There is an art to writing good acknowledgments, I think. If the author says too much — gushing about how wonderful the writing process was, or moaning about how difficult it became — they embarrass themselves. If the author says too little, the words are meaningless. Sometimes — unfairly, no doubt — I am so swayed by my reaction to the acknowledgments that I have already decided whether I love or hate the book before I’ve even read the book itself.

Rachel Cusk’s acknowledgments for Aftermath are of average length; the writing of them is neither perfunctory nor over the top.

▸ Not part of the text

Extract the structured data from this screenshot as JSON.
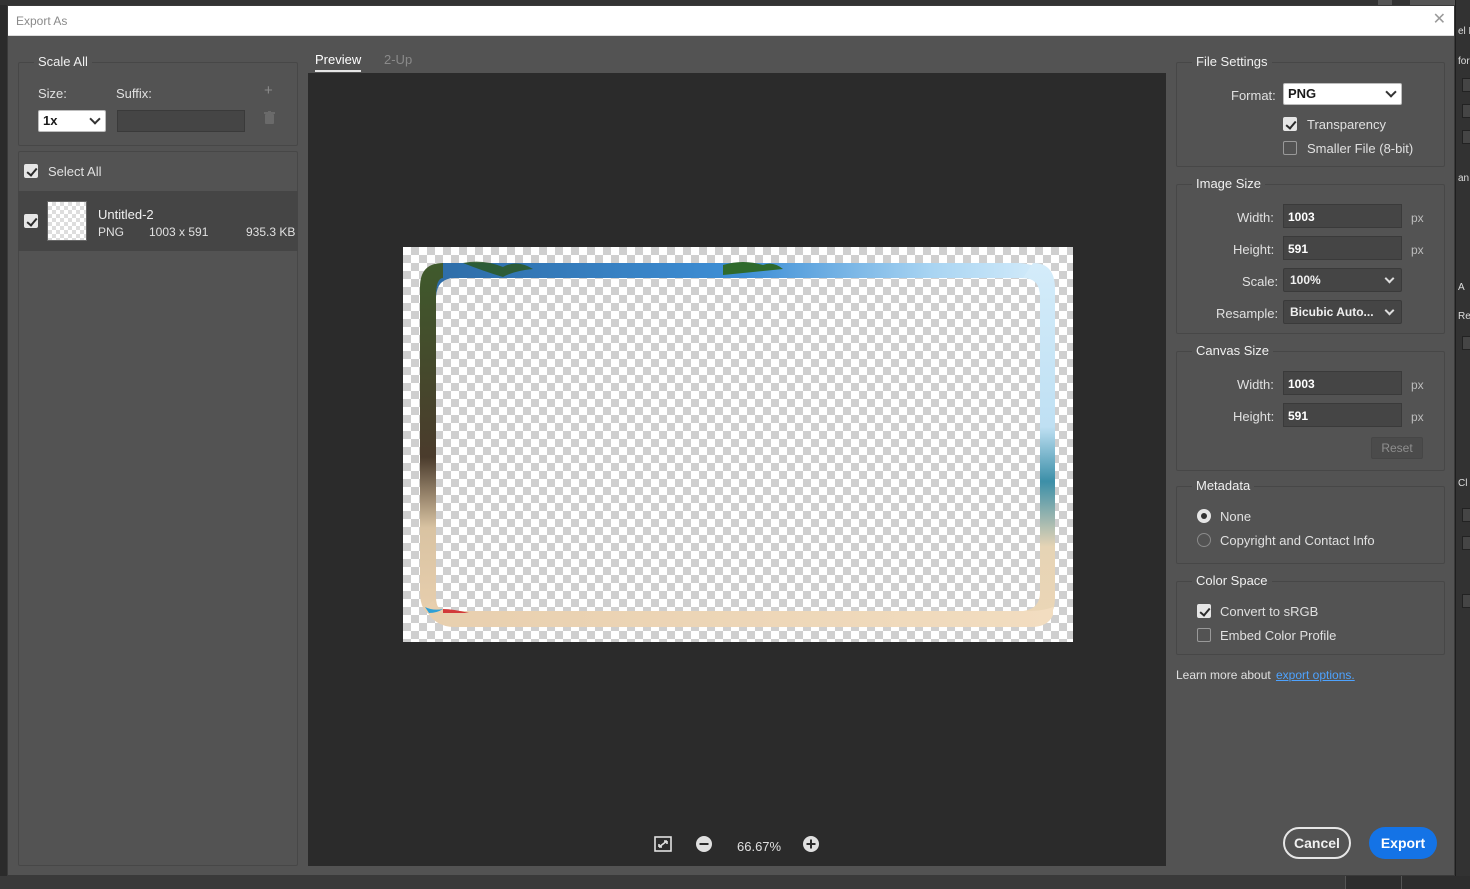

There is no hint of whining in them, and yet the sentence I’ve quoted above hints — subtly, I think, and poignantly — at serious writerly doubt. Once I’d read that sentence, I was determined to read the book all the way through, no matter how difficult I found it. Cusk, in those few words, had won me over.

They continued to treat me as a writer until eventually I became one again. That might be one of the most grateful sentences I’ve ever read from a writer. Gratitude, graciousness, humility — these are qualities I admire in others and aspire to myself. A writer who can write a sentence like that is, simply, the kind of writer whose books I want to read.

Note:
Some readers may remember that I published an earlier version of this post by mistake, before I had finished writing it — a version I subsequently (and very hastily) deleted when I realised my mistake! This is the finished version, finally …